Spend Matters research suggests Corporate Social Responsibility (CSR) programs geared at retail and apparel supply chains add approximately 23.5 percent to the cost of every garment or item sold at retail in the US and EU today – over and above the added low-wage benefits of sourcing from developing markets. “Our research shows that the financial costs strongly outweigh the societal costs of such programs making it difficult for the middle class to get ahead,” said Thomas Kase, VP of Research at Spend Matters.
Spend Matters research’s recent report, Unchecked Capitalism – Sourcing for Me but Not for Thee, suggests that rampant capitalism in developing markets has resulted in suboptimal working conditions and factories with only a 99 percent expected annual survival rate in the lowest wage areas of China, India, Bangladesh and Vietnam. The report also references research from these regions that suggests workers earn an average of 123.7 percent more than wages they could otherwise expect to receive in rural, agricultural employment.
“The cost benefit analysis of these working conditions is clear,” notes Kase. “Workers are far better off with factory employment earning over 100 percent of the prevailing rural wage than toiling in fields having to dodge run-off chemicals from other factories.”
As a result of its research, Spend Matters has decided to endorse the program of a leading US retailer that has put its entire 2014 marketing budget behind a “Sweatshop Now” campaign that offers identical items to those made in sweatshops not certified to be CSR compliant to Western standards, but manufactured in the US, at 175 percent of the same price, next to the original globally sourced, offending items.
The early sales returns from of the program are fascinating, suggests Spend Matters.

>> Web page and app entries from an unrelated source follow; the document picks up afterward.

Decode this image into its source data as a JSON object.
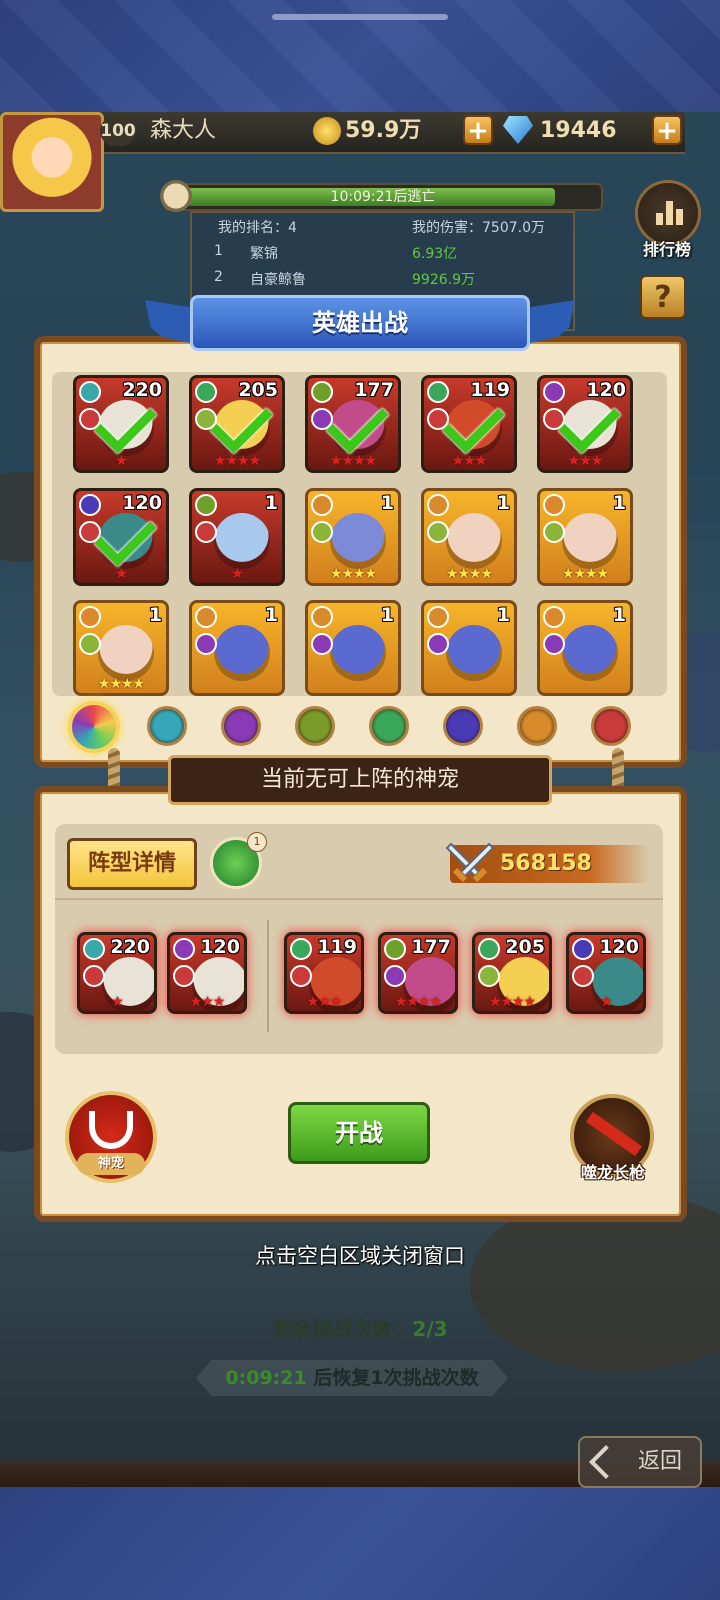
{
  "player": {
    "level": "100",
    "name": "森大人",
    "gold": "59.9万",
    "gems": "19446"
  },
  "boss_timer": {
    "text": "10:09:21后逃亡",
    "progress": 0.92
  },
  "ranking": {
    "my_rank": "我的排名：4",
    "my_damage": "我的伤害：7507.0万",
    "rows": [
      {
        "rank": "1",
        "name": "繁锦",
        "value": "6.93亿"
      },
      {
        "rank": "2",
        "name": "自豪鲸鲁",
        "value": "9926.9万"
      }
    ]
  },
  "side_buttons": {
    "leaderboard": "排行榜",
    "help": "?"
  },
  "panel_title": "英雄出战",
  "heroes": [
    {
      "level": "220",
      "stars": "★",
      "checked": true,
      "frame": "red",
      "face": "#e9e2d6",
      "c1": "#3aa7a8",
      "c2": "#c93a3a"
    },
    {
      "level": "205",
      "stars": "★★★★",
      "checked": true,
      "frame": "red",
      "face": "#f4cf52",
      "c1": "#3aa75a",
      "c2": "#8bb53a"
    },
    {
      "level": "177",
      "stars": "★★★★",
      "checked": true,
      "frame": "red",
      "face": "#c24b8a",
      "c1": "#6fa02a",
      "c2": "#8a3ab5"
    },
    {
      "level": "119",
      "stars": "★★★",
      "checked": true,
      "frame": "red",
      "face": "#d14a2a",
      "c1": "#3aa75a",
      "c2": "#c93a3a"
    },
    {
      "level": "120",
      "stars": "★★★",
      "checked": true,
      "frame": "red",
      "face": "#e9e2d6",
      "c1": "#8a3ab5",
      "c2": "#c93a3a"
    },
    {
      "level": "120",
      "stars": "★",
      "checked": true,
      "frame": "red",
      "face": "#3a8a8a",
      "c1": "#4a3ab5",
      "c2": "#c93a3a"
    },
    {
      "level": "1",
      "stars": "★",
      "checked": false,
      "frame": "red",
      "face": "#a8c8ee",
      "c1": "#6fa02a",
      "c2": "#c93a3a"
    },
    {
      "level": "1",
      "stars": "★★★★",
      "checked": false,
      "frame": "gold",
      "face": "#7d8ad8",
      "c1": "#d98a2a",
      "c2": "#8bb53a"
    },
    {
      "level": "1",
      "stars": "★★★★",
      "checked": false,
      "frame": "gold",
      "face": "#f1d2c0",
      "c1": "#d98a2a",
      "c2": "#8bb53a"
    },
    {
      "level": "1",
      "stars": "★★★★",
      "checked": false,
      "frame": "gold",
      "face": "#f1d2c0",
      "c1": "#d98a2a",
      "c2": "#8bb53a"
    },
    {
      "level": "1",
      "stars": "★★★★",
      "checked": false,
      "frame": "gold",
      "face": "#f1d2c0",
      "c1": "#d98a2a",
      "c2": "#8bb53a"
    },
    {
      "level": "1",
      "stars": "",
      "checked": false,
      "frame": "gold",
      "face": "#5b6ad0",
      "c1": "#d98a2a",
      "c2": "#8a3ab5"
    },
    {
      "level": "1",
      "stars": "",
      "checked": false,
      "frame": "gold",
      "face": "#5b6ad0",
      "c1": "#d98a2a",
      "c2": "#8a3ab5"
    },
    {
      "level": "1",
      "stars": "",
      "checked": false,
      "frame": "gold",
      "face": "#5b6ad0",
      "c1": "#d98a2a",
      "c2": "#8a3ab5"
    },
    {
      "level": "1",
      "stars": "",
      "checked": false,
      "frame": "gold",
      "face": "#5b6ad0",
      "c1": "#d98a2a",
      "c2": "#8a3ab5"
    }
  ],
  "element_filters": [
    {
      "name": "all-filter",
      "color": "conic"
    },
    {
      "name": "water-filter",
      "color": "#35a7b8"
    },
    {
      "name": "shadow-filter",
      "color": "#8a3ab5"
    },
    {
      "name": "nature-filter",
      "color": "#7a9a2a"
    },
    {
      "name": "leaf-filter",
      "color": "#3aa75a"
    },
    {
      "name": "dark-filter",
      "color": "#4a3ab5"
    },
    {
      "name": "light-filter",
      "color": "#d98a2a"
    },
    {
      "name": "fire-filter",
      "color": "#c93a3a"
    }
  ],
  "no_pet_message": "当前无可上阵的神宠",
  "formation": {
    "details_label": "阵型详情",
    "pet_badge": "1",
    "power": "568158",
    "front": [
      {
        "level": "220",
        "stars": "★",
        "face": "#e9e2d6",
        "c1": "#3aa7a8",
        "c2": "#c93a3a"
      },
      {
        "level": "120",
        "stars": "★★★",
        "face": "#e9e2d6",
        "c1": "#8a3ab5",
        "c2": "#c93a3a"
      }
    ],
    "back": [
      {
        "level": "119",
        "stars": "★★★",
        "face": "#d14a2a",
        "c1": "#3aa75a",
        "c2": "#c93a3a"
      },
      {
        "level": "177",
        "stars": "★★★★",
        "face": "#c24b8a",
        "c1": "#6fa02a",
        "c2": "#8a3ab5"
      },
      {
        "level": "205",
        "stars": "★★★★",
        "face": "#f4cf52",
        "c1": "#3aa75a",
        "c2": "#8bb53a"
      },
      {
        "level": "120",
        "stars": "★",
        "face": "#3a8a8a",
        "c1": "#4a3ab5",
        "c2": "#c93a3a"
      }
    ]
  },
  "pet_button_label": "神宠",
  "start_label": "开战",
  "weapon_label": "噬龙长枪",
  "close_hint": "点击空白区域关闭窗口",
  "remaining": {
    "label": "剩余挑战次数：",
    "value": "2/3"
  },
  "recover": {
    "time": "0:09:21",
    "text": " 后恢复1次挑战次数"
  },
  "back_label": "返回"
}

Less than 20 percent of consumers would pay the added cost of the domestically manufactured items over the absolutely cheapest globally sourced comparative products. However, credit card analysis suggests that consumers purchasing the less expensive items are far more likely to use Product Red affinity cards that support third world development than those purchasing the more expensive, domestically produced items.